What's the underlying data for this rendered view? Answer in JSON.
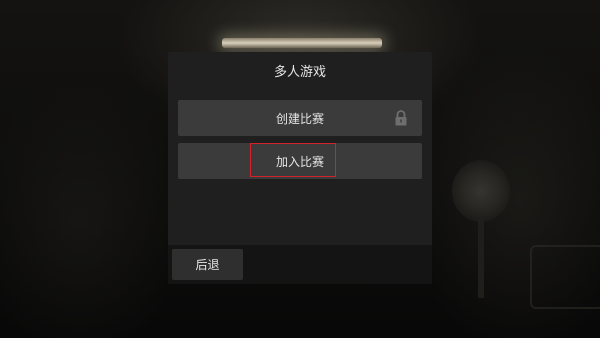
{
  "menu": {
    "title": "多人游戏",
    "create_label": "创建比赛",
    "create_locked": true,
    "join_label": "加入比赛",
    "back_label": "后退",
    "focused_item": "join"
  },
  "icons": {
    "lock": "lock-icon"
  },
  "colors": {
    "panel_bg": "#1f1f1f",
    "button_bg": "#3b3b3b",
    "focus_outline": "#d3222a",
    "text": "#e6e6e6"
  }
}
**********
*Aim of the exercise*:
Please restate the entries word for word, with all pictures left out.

*Solution to the problem*:
What's the underlying data for this rendered view? Answer in JSON.
{
  "menu": {
    "title": "多人游戏",
    "create_label": "创建比赛",
    "create_locked": true,
    "join_label": "加入比赛",
    "back_label": "后退",
    "focused_item": "join"
  },
  "icons": {
    "lock": "lock-icon"
  },
  "colors": {
    "panel_bg": "#1f1f1f",
    "button_bg": "#3b3b3b",
    "focus_outline": "#d3222a",
    "text": "#e6e6e6"
  }
}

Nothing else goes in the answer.